• Exercise details: Repeat every line that appears below, with nothing altered.

--- Record extracts Enclosed Below ---

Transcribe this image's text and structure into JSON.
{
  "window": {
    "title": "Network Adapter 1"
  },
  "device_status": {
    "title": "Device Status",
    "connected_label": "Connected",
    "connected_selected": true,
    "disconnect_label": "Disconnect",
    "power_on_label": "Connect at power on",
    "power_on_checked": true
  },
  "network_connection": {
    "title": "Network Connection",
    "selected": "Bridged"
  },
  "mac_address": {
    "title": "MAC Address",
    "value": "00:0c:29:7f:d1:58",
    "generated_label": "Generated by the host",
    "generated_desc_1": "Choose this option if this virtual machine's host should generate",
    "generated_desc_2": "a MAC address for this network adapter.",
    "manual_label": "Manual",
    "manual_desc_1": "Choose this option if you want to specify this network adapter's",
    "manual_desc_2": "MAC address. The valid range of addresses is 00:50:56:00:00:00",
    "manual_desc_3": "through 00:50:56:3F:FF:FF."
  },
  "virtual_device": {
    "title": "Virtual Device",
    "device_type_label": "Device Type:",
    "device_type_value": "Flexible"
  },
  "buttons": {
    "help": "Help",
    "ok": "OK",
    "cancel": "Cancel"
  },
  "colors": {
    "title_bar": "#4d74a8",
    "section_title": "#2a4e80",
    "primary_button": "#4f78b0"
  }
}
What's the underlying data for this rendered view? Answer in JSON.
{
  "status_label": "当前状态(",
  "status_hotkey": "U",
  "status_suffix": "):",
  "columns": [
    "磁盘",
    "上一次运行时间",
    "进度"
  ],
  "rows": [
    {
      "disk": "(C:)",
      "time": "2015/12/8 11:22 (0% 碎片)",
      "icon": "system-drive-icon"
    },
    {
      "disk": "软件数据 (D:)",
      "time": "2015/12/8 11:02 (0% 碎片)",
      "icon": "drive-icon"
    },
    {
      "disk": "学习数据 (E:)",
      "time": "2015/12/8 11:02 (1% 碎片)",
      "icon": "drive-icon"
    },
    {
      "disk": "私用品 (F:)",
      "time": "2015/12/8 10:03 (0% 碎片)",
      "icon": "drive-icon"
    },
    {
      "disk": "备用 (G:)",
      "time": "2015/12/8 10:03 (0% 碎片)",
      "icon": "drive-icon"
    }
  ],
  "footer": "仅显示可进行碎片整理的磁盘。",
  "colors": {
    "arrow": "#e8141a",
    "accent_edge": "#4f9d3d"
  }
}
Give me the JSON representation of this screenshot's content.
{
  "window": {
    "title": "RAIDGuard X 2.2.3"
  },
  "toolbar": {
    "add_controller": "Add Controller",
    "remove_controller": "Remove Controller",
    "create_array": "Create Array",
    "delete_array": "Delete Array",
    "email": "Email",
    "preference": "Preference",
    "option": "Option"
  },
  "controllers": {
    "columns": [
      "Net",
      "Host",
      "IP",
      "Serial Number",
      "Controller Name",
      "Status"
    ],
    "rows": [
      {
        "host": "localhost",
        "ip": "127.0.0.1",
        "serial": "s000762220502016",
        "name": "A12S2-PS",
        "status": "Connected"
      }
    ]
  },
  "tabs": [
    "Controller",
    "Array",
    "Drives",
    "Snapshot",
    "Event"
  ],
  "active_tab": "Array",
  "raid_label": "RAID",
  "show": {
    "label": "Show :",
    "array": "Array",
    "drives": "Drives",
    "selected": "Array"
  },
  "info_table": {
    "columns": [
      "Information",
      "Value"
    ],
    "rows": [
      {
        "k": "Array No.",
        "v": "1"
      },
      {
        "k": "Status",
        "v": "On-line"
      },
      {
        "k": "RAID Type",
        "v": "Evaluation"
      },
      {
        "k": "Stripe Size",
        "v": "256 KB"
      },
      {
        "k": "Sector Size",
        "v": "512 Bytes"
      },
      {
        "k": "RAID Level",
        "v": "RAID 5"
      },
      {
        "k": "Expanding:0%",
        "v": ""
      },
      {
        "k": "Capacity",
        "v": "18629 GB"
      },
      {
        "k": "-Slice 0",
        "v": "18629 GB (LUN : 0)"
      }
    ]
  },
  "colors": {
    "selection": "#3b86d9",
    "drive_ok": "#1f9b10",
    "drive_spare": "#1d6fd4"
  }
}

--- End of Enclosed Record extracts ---

• Output of the exercise:
Transcribe this image's text and structure into JSON.
{
  "window": {
    "title": "Network Adapter 1"
  },
  "device_status": {
    "title": "Device Status",
    "connected_label": "Connected",
    "connected_selected": true,
    "disconnect_label": "Disconnect",
    "power_on_label": "Connect at power on",
    "power_on_checked": true
  },
  "network_connection": {
    "title": "Network Connection",
    "selected": "Bridged"
  },
  "mac_address": {
    "title": "MAC Address",
    "value": "00:0c:29:7f:d1:58",
    "generated_label": "Generated by the host",
    "generated_desc_1": "Choose this option if this virtual machine's host should generate",
    "generated_desc_2": "a MAC address for this network adapter.",
    "manual_label": "Manual",
    "manual_desc_1": "Choose this option if you want to specify this network adapter's",
    "manual_desc_2": "MAC address. The valid range of addresses is 00:50:56:00:00:00",
    "manual_desc_3": "through 00:50:56:3F:FF:FF."
  },
  "virtual_device": {
    "title": "Virtual Device",
    "device_type_label": "Device Type:",
    "device_type_value": "Flexible"
  },
  "buttons": {
    "help": "Help",
    "ok": "OK",
    "cancel": "Cancel"
  },
  "colors": {
    "title_bar": "#4d74a8",
    "section_title": "#2a4e80",
    "primary_button": "#4f78b0"
  }
}
What's the underlying data for this rendered view? Answer in JSON.
{
  "status_label": "当前状态(",
  "status_hotkey": "U",
  "status_suffix": "):",
  "columns": [
    "磁盘",
    "上一次运行时间",
    "进度"
  ],
  "rows": [
    {
      "disk": "(C:)",
      "time": "2015/12/8 11:22 (0% 碎片)",
      "icon": "system-drive-icon"
    },
    {
      "disk": "软件数据 (D:)",
      "time": "2015/12/8 11:02 (0% 碎片)",
      "icon": "drive-icon"
    },
    {
      "disk": "学习数据 (E:)",
      "time": "2015/12/8 11:02 (1% 碎片)",
      "icon": "drive-icon"
    },
    {
      "disk": "私用品 (F:)",
      "time": "2015/12/8 10:03 (0% 碎片)",
      "icon": "drive-icon"
    },
    {
      "disk": "备用 (G:)",
      "time": "2015/12/8 10:03 (0% 碎片)",
      "icon": "drive-icon"
    }
  ],
  "footer": "仅显示可进行碎片整理的磁盘。",
  "colors": {
    "arrow": "#e8141a",
    "accent_edge": "#4f9d3d"
  }
}
Give me the JSON representation of this screenshot's content.
{
  "window": {
    "title": "RAIDGuard X 2.2.3"
  },
  "toolbar": {
    "add_controller": "Add Controller",
    "remove_controller": "Remove Controller",
    "create_array": "Create Array",
    "delete_array": "Delete Array",
    "email": "Email",
    "preference": "Preference",
    "option": "Option"
  },
  "controllers": {
    "columns": [
      "Net",
      "Host",
      "IP",
      "Serial Number",
      "Controller Name",
      "Status"
    ],
    "rows": [
      {
        "host": "localhost",
        "ip": "127.0.0.1",
        "serial": "s000762220502016",
        "name": "A12S2-PS",
        "status": "Connected"
      }
    ]
  },
  "tabs": [
    "Controller",
    "Array",
    "Drives",
    "Snapshot",
    "Event"
  ],
  "active_tab": "Array",
  "raid_label": "RAID",
  "show": {
    "label": "Show :",
    "array": "Array",
    "drives": "Drives",
    "selected": "Array"
  },
  "info_table": {
    "columns": [
      "Information",
      "Value"
    ],
    "rows": [
      {
        "k": "Array No.",
        "v": "1"
      },
      {
        "k": "Status",
        "v": "On-line"
      },
      {
        "k": "RAID Type",
        "v": "Evaluation"
      },
      {
        "k": "Stripe Size",
        "v": "256 KB"
      },
      {
        "k": "Sector Size",
        "v": "512 Bytes"
      },
      {
        "k": "RAID Level",
        "v": "RAID 5"
      },
      {
        "k": "Expanding:0%",
        "v": ""
      },
      {
        "k": "Capacity",
        "v": "18629 GB"
      },
      {
        "k": "-Slice 0",
        "v": "18629 GB (LUN : 0)"
      }
    ]
  },
  "colors": {
    "selection": "#3b86d9",
    "drive_ok": "#1f9b10",
    "drive_spare": "#1d6fd4"
  }
}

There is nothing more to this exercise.